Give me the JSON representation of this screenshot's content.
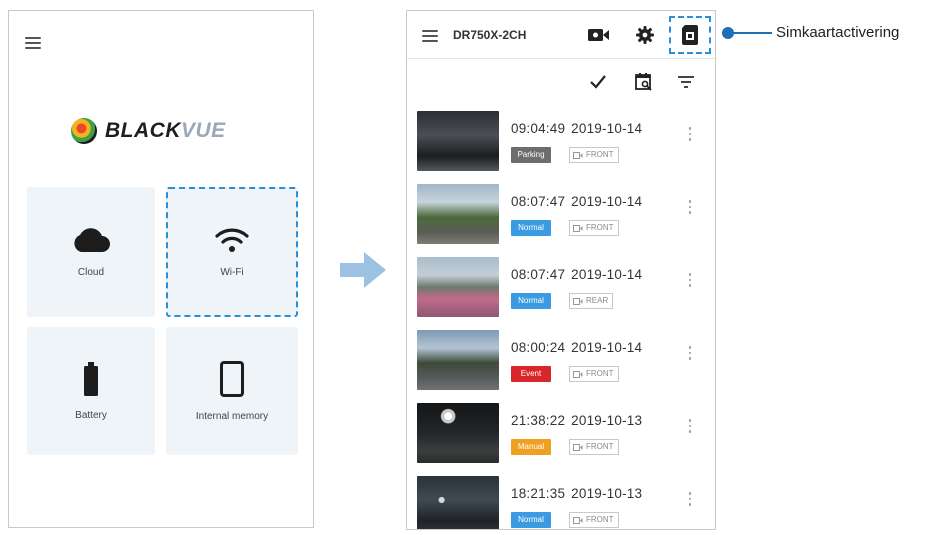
{
  "left_screen": {
    "brand": {
      "part1": "BLACK",
      "part2": "VUE"
    },
    "tiles": [
      {
        "label": "Cloud",
        "icon": "cloud-icon"
      },
      {
        "label": "Wi-Fi",
        "icon": "wifi-icon"
      },
      {
        "label": "Battery",
        "icon": "battery-icon"
      },
      {
        "label": "Internal memory",
        "icon": "phone-icon"
      }
    ]
  },
  "right_screen": {
    "device_name": "DR750X-2CH",
    "toolbar_icons": [
      "record-icon",
      "gear-icon",
      "sim-card-icon"
    ],
    "subtoolbar_icons": [
      "check-icon",
      "calendar-search-icon",
      "filter-icon"
    ],
    "recordings": [
      {
        "time": "09:04:49",
        "date": "2019-10-14",
        "type": "Parking",
        "camera": "FRONT"
      },
      {
        "time": "08:07:47",
        "date": "2019-10-14",
        "type": "Normal",
        "camera": "FRONT"
      },
      {
        "time": "08:07:47",
        "date": "2019-10-14",
        "type": "Normal",
        "camera": "REAR"
      },
      {
        "time": "08:00:24",
        "date": "2019-10-14",
        "type": "Event",
        "camera": "FRONT"
      },
      {
        "time": "21:38:22",
        "date": "2019-10-13",
        "type": "Manual",
        "camera": "FRONT"
      },
      {
        "time": "18:21:35",
        "date": "2019-10-13",
        "type": "Normal",
        "camera": "FRONT"
      }
    ]
  },
  "callout": {
    "label": "Simkaartactivering"
  },
  "colors": {
    "accent_blue": "#2a8fd6",
    "callout_blue": "#1f6fb5",
    "tile_bg": "#eef4f8",
    "arrow": "#9cc1e2",
    "badge_parking": "#6d6d6d",
    "badge_normal": "#3a9be0",
    "badge_event": "#d8262a",
    "badge_manual": "#f0a020"
  }
}
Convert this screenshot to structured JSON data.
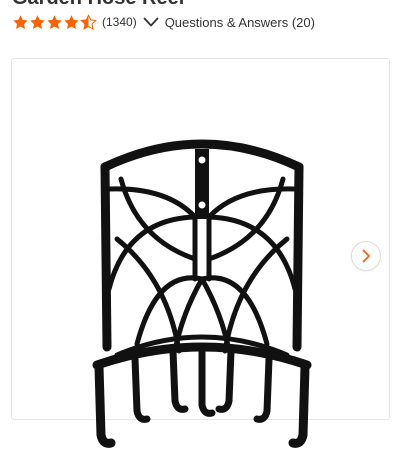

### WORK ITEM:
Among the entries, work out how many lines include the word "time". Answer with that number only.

### SOLUTION TO THE EXERCISE:
6